In terms of actors involved, the state is not only duty-bound to ensure the realisation of the fundamental right to water for all individuals but it must also ensure the accountability of all state and non-state actors for their use of water, whether in terms of avoiding the depletion of water sources or in terms of preventing pollution and ensuring that anyone harming water sources is held liable. In particular, it is crucial to ensure that private sector actors are made to comply with existing principles of environmental law and existing liability standards. This is a challenge throughout the country but one that needs to be addressed in each individual state in earnest.

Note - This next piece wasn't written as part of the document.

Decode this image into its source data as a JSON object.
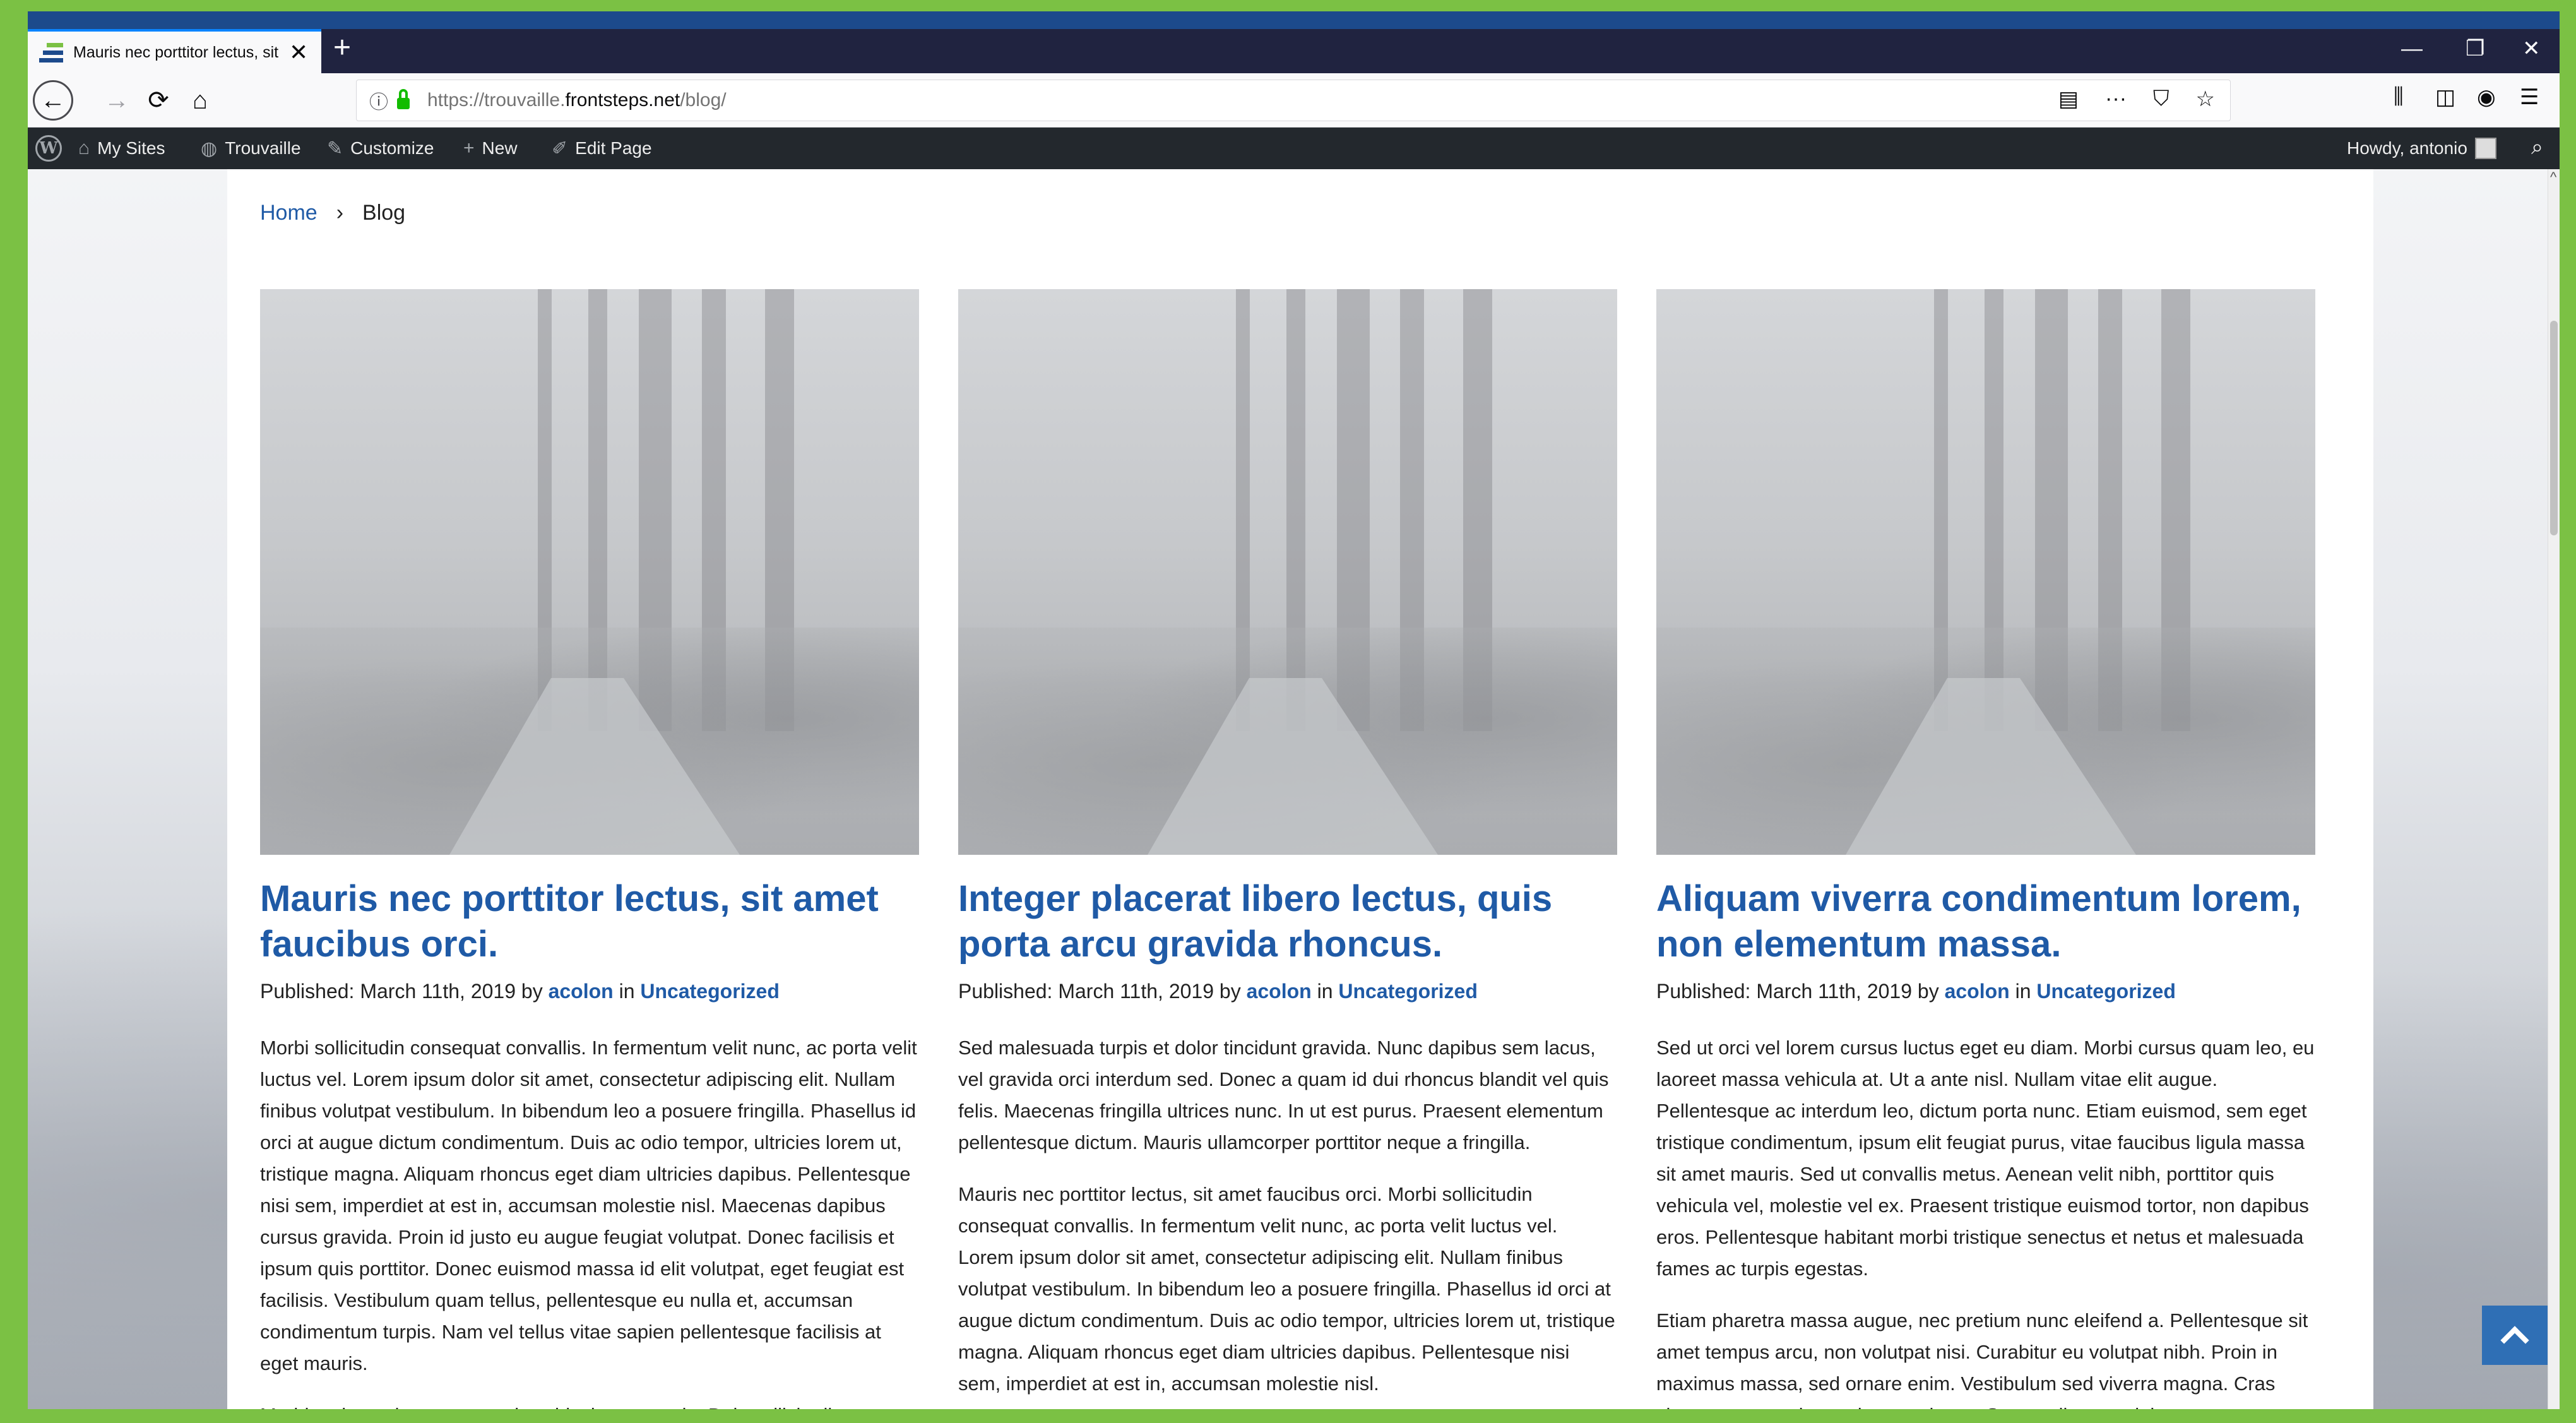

The onus of taking necessary measures to realise the right to water and to ensure the protection of water sources and catchments is first on organs of state. Yet, the state is not separate from its people whose democratic responsibilities include not only voting but also prodding the state to effectively realise their fundamental rights and to hold all actors involved in the water sector accountable. The key point is that individuals have rights whose realisation they are entitled to demand.The fundamental right to watergets priority but it goes without saying that a people that has a strong environmental conservation ethic will find it easier to prod the state in doing what it should be doing. This is where the traditional customary norms concerning protection of the environment come into the picture. Interestingly, if a lot of attention is still given to sacred groves, much less attention is given to traditional wisdom and norms centred on protecting water sources. The result of such loss is easily appreciated in the case of urban rivers turning into untreated wastewater drains and plastic waste dumps, as in the case of the Umkhrah and Umshyrpi rivers in Shillong.
Addressing the challenges of water availability and water quality will require an effort from everyone. The state government must take a lead since water is a state subject and a number of issues can indeed be addressed at the state level. At the same time, water is first of all a local concern and must be equitably used and protected by local institutions at the village and municipal level, as well as in the district councils. Everyone must therefore engage with institutions of water governance from the local to the state level so that people’s water entitlements are effectively realised for all and so that actors over-extracting or polluting water for profit-making activities are held to account. This also implies that everyone must be environmentally aware in their use of water, which for urban residents in particular starts with avoiding the use of bottled water whose plastic shells can be seen everywhere, in a stark reminder that protection of water and the environment in general cannot be separated.
(Prof. Philippe Cullet is Senior Visiting Fellow, Centre for Policy Research, Delhi &Professor of Environmental Law, SOAS University of London. He can be reached at [email protected])